Joseph Blankholm

Joseph Blankholm is Assistant Professor of Religious Studies at the University of California, Santa Barbara. His research focuses on atheism and secularism, primarily in the United States. Using qualitative, quantitative, and historical research methods, Joe’s work shows how the boundaries between secular, spiritual, and religious have shifted over time and how those shifts impact the ways we think about religion and what counts as religious. He has published an article in the Journal for the Scientific Study of Religion called “The Political Advantages of a Polysemous Secular” and has another forthcoming in the same journal, which he-coauthored with Alfredo Garcia. He also has chapters forthcoming in edited volumes about secularism and religious indifference, and he is currently working on an essay on atheism for the Oxford Encyclopedia of American Religion.
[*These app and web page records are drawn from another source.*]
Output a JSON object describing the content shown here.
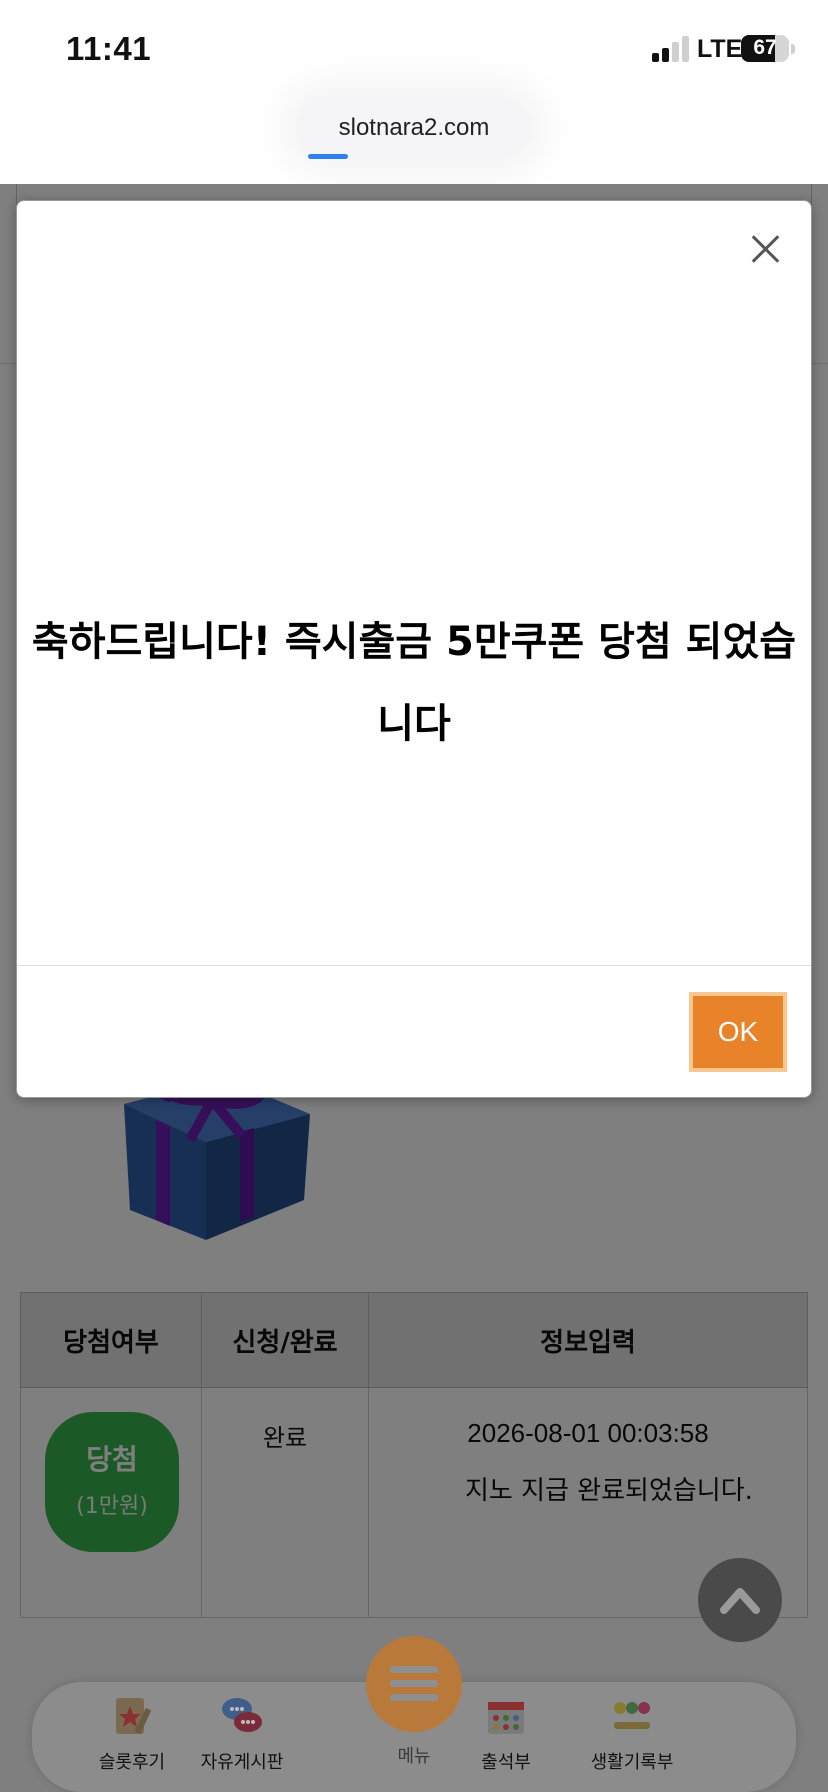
{
  "status": {
    "time": "11:41",
    "network": "LTE",
    "battery": "67"
  },
  "browser": {
    "url": "slotnara2.com"
  },
  "modal": {
    "message": "축하드립니다! 즉시출금 5만쿠폰 당첨 되었습니다",
    "ok_label": "OK"
  },
  "table": {
    "headers": [
      "당첨여부",
      "신청/완료",
      "정보입력"
    ],
    "rows": [
      {
        "status_badge": "당첨",
        "status_sub": "(1만원)",
        "apply": "완료",
        "date": "2026-08-01 00:03:58",
        "info": "지노 지급 완료되었습니다."
      }
    ]
  },
  "bottom_nav": {
    "items": [
      {
        "label": "슬롯후기"
      },
      {
        "label": "자유게시판"
      },
      {
        "label": "메뉴"
      },
      {
        "label": "출석부"
      },
      {
        "label": "생활기록부"
      }
    ]
  },
  "colors": {
    "ok_button": "#e8832a",
    "badge_green": "#37b24d",
    "menu_fab": "#e8832a",
    "gift_box": "#2f5fa8",
    "ribbon": "#6a1fb3"
  }
}
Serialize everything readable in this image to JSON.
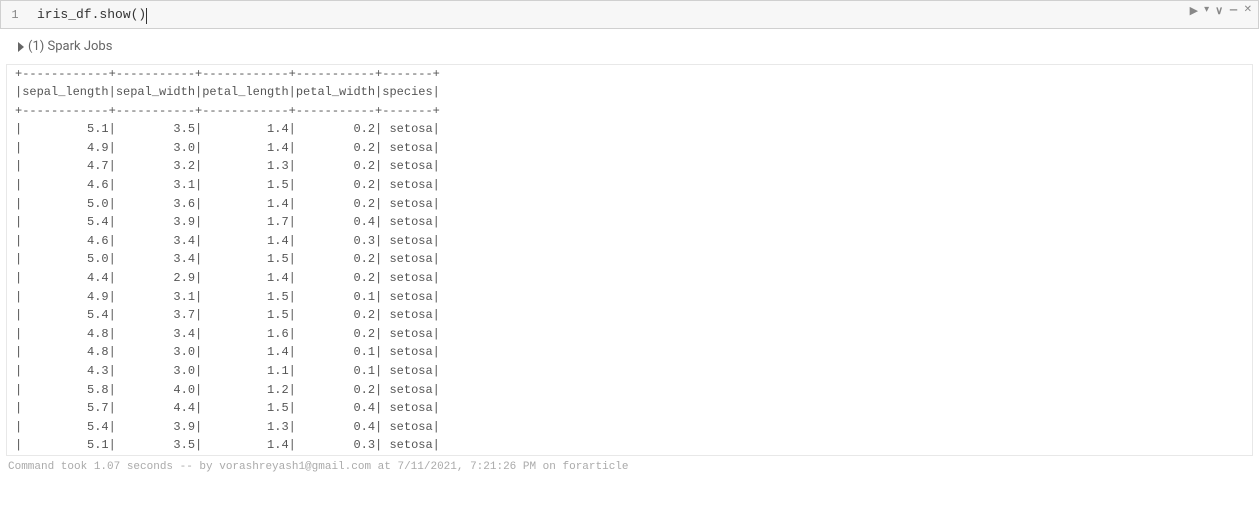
{
  "cell": {
    "line_number": "1",
    "code": "iris_df.show()"
  },
  "controls": {
    "run": "▶",
    "dropdown": "▾",
    "expand": "∨",
    "minimize": "—",
    "close": "✕"
  },
  "jobs": {
    "label": "(1) Spark Jobs"
  },
  "table": {
    "columns": [
      "sepal_length",
      "sepal_width",
      "petal_length",
      "petal_width",
      "species"
    ],
    "widths": [
      12,
      11,
      12,
      11,
      7
    ],
    "rows": [
      [
        "5.1",
        "3.5",
        "1.4",
        "0.2",
        "setosa"
      ],
      [
        "4.9",
        "3.0",
        "1.4",
        "0.2",
        "setosa"
      ],
      [
        "4.7",
        "3.2",
        "1.3",
        "0.2",
        "setosa"
      ],
      [
        "4.6",
        "3.1",
        "1.5",
        "0.2",
        "setosa"
      ],
      [
        "5.0",
        "3.6",
        "1.4",
        "0.2",
        "setosa"
      ],
      [
        "5.4",
        "3.9",
        "1.7",
        "0.4",
        "setosa"
      ],
      [
        "4.6",
        "3.4",
        "1.4",
        "0.3",
        "setosa"
      ],
      [
        "5.0",
        "3.4",
        "1.5",
        "0.2",
        "setosa"
      ],
      [
        "4.4",
        "2.9",
        "1.4",
        "0.2",
        "setosa"
      ],
      [
        "4.9",
        "3.1",
        "1.5",
        "0.1",
        "setosa"
      ],
      [
        "5.4",
        "3.7",
        "1.5",
        "0.2",
        "setosa"
      ],
      [
        "4.8",
        "3.4",
        "1.6",
        "0.2",
        "setosa"
      ],
      [
        "4.8",
        "3.0",
        "1.4",
        "0.1",
        "setosa"
      ],
      [
        "4.3",
        "3.0",
        "1.1",
        "0.1",
        "setosa"
      ],
      [
        "5.8",
        "4.0",
        "1.2",
        "0.2",
        "setosa"
      ],
      [
        "5.7",
        "4.4",
        "1.5",
        "0.4",
        "setosa"
      ],
      [
        "5.4",
        "3.9",
        "1.3",
        "0.4",
        "setosa"
      ],
      [
        "5.1",
        "3.5",
        "1.4",
        "0.3",
        "setosa"
      ]
    ],
    "right_align_species": false
  },
  "status": {
    "text": "Command took 1.07 seconds -- by vorashreyash1@gmail.com at 7/11/2021, 7:21:26 PM on forarticle"
  }
}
Joe is also a co-founder and co-chair of the American Academy of Religion’s Secularism and Secularity Group.


Contributions by Joseph Blankholm


Permutations of Secularism

In this interview, we first focus on the origins of the term “secularism,” the proliferation of its meanings, and the uses to which it is put in Anglo-American contexts. Then we discuss the uses of the terms secularism and the secular today, particularly using a specific case study from Joe’s research on American nonbeliever organizations.




Secular, Spiritual, Religious: American Religion Beyond the Baby Boomers

In acknowledging how capacious and even misleading the “religiously unaffiliated” label has become, we might wonder if its growth is symptomatic of a taxonomy that has failed to keep pace with restructuring. In his wide-ranging interview with Dusty Hoesly, Wade Clark Roof both re-emphasizes the importance of the baby boomer generation and suggests some ways to think beyond it. In the second half of the interview, in particular,...